* Watch an interview with Jude Bijou: How to Experience More Joy, Love and Peace
* Watch video: Shiver to Express Fear Constructively (with Jude Bijou)
Studio: CreateSpace Independent Publishing Platform
Label: CreateSpace Independent Publishing Platform
Publisher: CreateSpace Independent Publishing Platform
Manufacturer: CreateSpace Independent Publishing Platform
- Patience: The Art of Peaceful Living
To survive the roller-coaster ride of life, with its ever-changing shifts from pleasure to pain, gain to loss, and praise to blame, requires a substantial depth of patience. In this life-changing book, Allan Lokos sheds new light on this much-sought-after state of mind, and provides a road map for cultivating greater patience in one's life.
According to Lokos, to develop a depth of patience we must first acknowledge the unhappiness caused by our impatience and anger in its many manifestations-from mild annoyance to rage. In this revelatory book, Lokos draws on his many years as a Buddhist practitioner and spiritual teacher, as well as interviews with a wide range of individuals who have had their patience tested-often dramatically so-and lays out a compelling path to the heart of patience."
Studio: Cluny Media

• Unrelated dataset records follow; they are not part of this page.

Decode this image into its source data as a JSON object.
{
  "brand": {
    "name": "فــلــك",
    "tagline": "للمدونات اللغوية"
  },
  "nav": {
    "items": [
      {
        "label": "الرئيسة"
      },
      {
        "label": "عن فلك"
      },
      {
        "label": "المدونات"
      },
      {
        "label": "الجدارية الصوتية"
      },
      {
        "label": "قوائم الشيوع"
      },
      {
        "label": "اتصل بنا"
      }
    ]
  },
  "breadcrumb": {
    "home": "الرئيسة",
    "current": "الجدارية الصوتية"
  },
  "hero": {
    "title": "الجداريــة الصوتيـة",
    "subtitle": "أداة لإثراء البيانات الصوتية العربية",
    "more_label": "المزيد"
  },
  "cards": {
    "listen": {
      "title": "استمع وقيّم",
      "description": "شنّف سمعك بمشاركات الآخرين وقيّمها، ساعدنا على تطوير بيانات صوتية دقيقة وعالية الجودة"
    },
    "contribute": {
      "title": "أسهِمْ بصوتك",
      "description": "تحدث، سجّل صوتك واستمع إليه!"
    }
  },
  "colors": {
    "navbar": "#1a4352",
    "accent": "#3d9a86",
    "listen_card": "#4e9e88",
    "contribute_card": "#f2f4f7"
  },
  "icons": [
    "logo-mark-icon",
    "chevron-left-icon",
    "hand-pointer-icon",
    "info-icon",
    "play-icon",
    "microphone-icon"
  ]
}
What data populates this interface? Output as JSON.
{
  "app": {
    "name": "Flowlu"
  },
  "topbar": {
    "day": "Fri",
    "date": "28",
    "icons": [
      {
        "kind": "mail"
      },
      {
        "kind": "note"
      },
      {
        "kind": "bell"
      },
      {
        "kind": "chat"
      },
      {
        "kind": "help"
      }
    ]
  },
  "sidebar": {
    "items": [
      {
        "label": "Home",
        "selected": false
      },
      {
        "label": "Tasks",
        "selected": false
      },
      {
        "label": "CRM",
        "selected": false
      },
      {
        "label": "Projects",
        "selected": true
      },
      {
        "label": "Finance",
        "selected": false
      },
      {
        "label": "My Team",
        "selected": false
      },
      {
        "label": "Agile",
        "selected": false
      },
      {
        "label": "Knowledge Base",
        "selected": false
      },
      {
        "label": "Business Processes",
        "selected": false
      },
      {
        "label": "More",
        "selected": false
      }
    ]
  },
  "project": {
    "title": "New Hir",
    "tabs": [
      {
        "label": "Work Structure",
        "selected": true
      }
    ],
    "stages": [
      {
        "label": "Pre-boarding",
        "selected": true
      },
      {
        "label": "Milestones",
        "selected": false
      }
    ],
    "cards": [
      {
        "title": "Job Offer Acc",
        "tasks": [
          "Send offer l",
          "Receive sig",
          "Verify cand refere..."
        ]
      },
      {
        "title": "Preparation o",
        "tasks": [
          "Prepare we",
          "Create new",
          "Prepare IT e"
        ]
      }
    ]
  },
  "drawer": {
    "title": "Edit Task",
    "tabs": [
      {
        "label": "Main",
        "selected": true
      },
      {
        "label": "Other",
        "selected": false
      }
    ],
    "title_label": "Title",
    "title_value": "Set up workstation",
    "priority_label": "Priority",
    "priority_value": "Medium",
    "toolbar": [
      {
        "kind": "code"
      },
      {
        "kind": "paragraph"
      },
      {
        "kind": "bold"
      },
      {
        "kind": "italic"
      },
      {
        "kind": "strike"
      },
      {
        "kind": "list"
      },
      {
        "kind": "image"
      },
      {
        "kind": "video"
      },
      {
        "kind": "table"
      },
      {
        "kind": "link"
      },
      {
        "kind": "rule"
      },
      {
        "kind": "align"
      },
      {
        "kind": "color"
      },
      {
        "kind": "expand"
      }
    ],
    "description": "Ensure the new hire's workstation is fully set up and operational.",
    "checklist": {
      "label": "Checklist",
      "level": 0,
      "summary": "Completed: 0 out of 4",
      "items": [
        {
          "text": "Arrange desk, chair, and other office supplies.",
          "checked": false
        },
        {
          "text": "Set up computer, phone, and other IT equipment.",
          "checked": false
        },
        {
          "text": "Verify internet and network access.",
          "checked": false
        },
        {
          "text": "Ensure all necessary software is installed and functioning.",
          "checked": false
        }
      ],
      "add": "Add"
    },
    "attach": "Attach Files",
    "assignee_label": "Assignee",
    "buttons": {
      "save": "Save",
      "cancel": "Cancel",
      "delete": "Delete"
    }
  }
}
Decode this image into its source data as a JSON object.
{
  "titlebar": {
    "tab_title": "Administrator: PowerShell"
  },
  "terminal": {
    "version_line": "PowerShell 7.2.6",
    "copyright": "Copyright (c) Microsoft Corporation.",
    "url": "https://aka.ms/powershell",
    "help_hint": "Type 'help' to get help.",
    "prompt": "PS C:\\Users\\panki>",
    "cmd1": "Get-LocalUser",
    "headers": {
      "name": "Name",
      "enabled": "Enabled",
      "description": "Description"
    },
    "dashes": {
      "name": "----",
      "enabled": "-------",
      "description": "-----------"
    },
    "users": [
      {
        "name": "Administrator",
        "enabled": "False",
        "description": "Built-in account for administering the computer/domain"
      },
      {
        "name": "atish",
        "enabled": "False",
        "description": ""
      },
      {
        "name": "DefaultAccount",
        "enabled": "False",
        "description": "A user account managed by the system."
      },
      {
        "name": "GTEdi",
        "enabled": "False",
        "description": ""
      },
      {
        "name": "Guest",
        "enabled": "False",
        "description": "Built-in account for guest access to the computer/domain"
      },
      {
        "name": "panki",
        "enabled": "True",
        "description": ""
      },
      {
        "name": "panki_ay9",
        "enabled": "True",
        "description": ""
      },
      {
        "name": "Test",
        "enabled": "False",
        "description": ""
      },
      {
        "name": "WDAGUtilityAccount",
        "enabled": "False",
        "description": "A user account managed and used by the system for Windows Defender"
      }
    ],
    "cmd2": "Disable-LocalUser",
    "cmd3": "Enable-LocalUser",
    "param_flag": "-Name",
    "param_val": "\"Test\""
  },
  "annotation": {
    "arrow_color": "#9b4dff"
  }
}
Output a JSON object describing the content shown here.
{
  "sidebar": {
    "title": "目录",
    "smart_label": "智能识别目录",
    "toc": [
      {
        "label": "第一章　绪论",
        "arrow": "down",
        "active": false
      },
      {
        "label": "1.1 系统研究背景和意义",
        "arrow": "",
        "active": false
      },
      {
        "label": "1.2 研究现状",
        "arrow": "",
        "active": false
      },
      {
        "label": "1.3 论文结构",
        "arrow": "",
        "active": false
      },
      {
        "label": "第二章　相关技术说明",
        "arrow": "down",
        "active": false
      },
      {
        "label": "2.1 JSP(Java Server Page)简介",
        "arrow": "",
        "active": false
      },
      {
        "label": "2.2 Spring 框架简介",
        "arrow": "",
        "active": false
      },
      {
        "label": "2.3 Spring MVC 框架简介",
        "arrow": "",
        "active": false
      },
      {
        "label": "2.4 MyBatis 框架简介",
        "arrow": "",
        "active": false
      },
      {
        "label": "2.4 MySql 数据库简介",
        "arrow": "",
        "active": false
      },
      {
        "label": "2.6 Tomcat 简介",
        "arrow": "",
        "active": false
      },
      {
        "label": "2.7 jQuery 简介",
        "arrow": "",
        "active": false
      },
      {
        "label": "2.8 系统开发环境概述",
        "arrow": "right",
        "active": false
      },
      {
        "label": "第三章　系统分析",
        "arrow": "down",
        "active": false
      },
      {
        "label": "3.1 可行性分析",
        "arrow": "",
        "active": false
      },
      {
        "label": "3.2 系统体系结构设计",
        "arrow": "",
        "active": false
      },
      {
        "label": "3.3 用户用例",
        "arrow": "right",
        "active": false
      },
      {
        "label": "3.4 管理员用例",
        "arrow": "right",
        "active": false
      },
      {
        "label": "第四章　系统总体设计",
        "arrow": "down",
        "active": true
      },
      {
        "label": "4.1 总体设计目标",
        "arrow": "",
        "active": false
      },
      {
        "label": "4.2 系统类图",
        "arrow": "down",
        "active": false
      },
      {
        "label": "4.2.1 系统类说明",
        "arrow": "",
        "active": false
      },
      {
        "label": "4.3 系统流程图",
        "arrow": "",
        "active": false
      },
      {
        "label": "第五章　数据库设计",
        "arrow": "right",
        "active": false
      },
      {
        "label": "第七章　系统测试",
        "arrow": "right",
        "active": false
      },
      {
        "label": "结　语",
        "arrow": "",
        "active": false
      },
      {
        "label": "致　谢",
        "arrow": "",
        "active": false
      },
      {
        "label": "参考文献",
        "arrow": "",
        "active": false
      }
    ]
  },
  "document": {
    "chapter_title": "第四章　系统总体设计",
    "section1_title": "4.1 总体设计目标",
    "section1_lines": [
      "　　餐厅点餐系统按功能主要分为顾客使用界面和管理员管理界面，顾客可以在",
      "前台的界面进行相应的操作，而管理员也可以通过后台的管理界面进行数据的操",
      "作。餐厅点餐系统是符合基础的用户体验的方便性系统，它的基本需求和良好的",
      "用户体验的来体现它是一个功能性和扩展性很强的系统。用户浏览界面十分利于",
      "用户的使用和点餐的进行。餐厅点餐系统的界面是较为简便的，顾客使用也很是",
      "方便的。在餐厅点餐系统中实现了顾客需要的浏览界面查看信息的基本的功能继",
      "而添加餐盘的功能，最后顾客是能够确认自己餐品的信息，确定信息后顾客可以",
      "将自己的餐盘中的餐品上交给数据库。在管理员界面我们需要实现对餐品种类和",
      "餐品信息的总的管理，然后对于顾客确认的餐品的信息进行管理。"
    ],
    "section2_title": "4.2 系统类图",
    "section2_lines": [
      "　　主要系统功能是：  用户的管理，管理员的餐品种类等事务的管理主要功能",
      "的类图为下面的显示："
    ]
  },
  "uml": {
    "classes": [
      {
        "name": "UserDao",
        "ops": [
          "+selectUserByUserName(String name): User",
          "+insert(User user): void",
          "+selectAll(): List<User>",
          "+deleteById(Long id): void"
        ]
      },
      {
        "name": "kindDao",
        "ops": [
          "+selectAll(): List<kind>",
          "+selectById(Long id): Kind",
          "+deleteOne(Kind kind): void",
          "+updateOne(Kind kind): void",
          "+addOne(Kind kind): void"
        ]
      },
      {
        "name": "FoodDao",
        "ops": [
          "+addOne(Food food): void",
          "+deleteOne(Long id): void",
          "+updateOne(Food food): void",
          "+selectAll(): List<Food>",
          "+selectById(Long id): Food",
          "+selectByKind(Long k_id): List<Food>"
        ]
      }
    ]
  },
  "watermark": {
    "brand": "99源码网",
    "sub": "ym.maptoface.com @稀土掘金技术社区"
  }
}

Label: Cluny Media
Publisher: Cluny Media
Manufacturer: Cluny Media
Léon Bloy: A Study in Impatience is neither criticism nor canonization. Instead, Albert Béguin simply presents the person and the preacher of the “Pilgrim of the Absolute,” a man with brilliant insights into the world as it could be and terrible impatience with the world as it was. Bloy’s writings shed a tremendous, at times blinding, light upon the central mysteries of human existence. Readers who have encountered Bloy in his novels or in his diary (The Pilgrim of the Absolute) will find in Béguin a worthy guide in the journey to understanding—and respecting—one of the most fascinating and difficult minds of our age.
Léon Bloy was a prophet, living and suffering alongside those whom he sought to save by his words. Like a prophet, he strove to bring the word of God to the people; and like a prophet, he was impatient to see the seeds of those words take root and bear fruit that would last.